Assigned task: Among the entries below, count the lines holding the string "this". Respond with the number alone.

[Data items]
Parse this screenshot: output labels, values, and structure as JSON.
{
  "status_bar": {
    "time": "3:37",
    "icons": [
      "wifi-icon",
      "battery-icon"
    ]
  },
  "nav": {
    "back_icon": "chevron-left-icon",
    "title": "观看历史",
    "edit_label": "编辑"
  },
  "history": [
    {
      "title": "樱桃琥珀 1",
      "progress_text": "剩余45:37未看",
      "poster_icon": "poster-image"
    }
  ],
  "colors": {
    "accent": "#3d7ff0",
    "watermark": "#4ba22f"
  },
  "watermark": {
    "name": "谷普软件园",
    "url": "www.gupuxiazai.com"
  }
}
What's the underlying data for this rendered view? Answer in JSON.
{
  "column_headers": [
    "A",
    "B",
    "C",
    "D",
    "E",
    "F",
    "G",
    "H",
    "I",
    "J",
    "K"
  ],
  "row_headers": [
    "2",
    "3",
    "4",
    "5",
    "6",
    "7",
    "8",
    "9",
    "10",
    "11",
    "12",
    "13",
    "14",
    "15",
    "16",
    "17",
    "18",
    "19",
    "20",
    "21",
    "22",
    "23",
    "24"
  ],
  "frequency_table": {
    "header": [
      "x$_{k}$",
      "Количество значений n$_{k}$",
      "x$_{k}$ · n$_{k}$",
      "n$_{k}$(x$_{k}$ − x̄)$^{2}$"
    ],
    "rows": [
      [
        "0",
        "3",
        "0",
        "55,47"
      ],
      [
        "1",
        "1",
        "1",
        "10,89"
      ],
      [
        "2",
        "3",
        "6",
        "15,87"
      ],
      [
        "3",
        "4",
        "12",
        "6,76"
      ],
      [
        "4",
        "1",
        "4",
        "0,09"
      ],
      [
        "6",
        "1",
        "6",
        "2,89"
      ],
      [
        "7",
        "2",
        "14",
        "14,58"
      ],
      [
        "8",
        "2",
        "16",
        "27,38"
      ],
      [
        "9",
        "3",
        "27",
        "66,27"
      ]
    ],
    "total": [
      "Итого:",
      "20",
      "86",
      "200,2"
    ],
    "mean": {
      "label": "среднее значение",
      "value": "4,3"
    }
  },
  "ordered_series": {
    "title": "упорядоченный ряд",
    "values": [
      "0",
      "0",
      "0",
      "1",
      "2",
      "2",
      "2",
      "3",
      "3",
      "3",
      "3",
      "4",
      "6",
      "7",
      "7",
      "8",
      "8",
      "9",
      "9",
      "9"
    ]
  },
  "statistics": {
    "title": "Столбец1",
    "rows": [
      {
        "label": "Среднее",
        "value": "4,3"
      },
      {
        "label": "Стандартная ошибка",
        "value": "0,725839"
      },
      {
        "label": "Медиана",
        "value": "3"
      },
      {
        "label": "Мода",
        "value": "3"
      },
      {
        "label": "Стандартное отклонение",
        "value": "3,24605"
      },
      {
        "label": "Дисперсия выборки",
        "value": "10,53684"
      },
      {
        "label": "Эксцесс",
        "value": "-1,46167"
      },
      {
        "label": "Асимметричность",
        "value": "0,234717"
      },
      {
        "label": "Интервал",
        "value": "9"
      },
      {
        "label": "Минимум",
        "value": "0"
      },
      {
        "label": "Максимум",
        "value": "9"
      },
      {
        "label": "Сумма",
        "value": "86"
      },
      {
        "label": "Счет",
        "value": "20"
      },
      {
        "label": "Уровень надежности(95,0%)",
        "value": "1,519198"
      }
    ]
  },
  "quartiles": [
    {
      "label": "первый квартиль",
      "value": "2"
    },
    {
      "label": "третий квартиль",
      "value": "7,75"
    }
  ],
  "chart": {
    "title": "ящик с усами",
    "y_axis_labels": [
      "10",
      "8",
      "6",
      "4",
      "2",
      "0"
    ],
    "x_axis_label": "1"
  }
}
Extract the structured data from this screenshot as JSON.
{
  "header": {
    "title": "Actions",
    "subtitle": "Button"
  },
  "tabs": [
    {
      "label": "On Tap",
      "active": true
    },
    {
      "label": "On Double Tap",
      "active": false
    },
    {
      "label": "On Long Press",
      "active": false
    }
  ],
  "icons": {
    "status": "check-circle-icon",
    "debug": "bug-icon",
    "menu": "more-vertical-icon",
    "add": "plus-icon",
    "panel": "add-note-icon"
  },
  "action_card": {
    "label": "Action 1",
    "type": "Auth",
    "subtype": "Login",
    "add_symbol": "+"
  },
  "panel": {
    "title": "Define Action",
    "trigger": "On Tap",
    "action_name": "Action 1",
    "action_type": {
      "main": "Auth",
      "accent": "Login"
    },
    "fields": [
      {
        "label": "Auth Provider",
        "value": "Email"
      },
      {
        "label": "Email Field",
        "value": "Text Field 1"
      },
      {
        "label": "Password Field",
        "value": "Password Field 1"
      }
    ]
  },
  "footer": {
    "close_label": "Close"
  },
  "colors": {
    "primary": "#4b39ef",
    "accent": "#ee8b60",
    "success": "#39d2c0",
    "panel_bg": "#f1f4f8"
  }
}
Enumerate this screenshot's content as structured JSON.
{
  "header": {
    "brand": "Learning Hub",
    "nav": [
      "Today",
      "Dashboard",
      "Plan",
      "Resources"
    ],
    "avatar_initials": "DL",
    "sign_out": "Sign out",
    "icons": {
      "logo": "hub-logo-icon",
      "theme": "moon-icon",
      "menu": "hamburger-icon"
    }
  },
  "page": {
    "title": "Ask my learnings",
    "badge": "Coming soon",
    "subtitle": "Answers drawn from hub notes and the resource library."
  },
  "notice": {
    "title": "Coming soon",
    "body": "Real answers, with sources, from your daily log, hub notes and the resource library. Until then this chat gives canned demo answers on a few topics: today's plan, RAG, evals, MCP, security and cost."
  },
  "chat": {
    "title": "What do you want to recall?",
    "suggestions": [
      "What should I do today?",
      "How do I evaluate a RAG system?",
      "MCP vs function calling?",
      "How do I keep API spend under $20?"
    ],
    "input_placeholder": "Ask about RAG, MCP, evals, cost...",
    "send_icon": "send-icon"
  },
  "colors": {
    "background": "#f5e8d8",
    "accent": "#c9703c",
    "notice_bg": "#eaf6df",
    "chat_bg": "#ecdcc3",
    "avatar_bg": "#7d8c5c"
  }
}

Task output: 5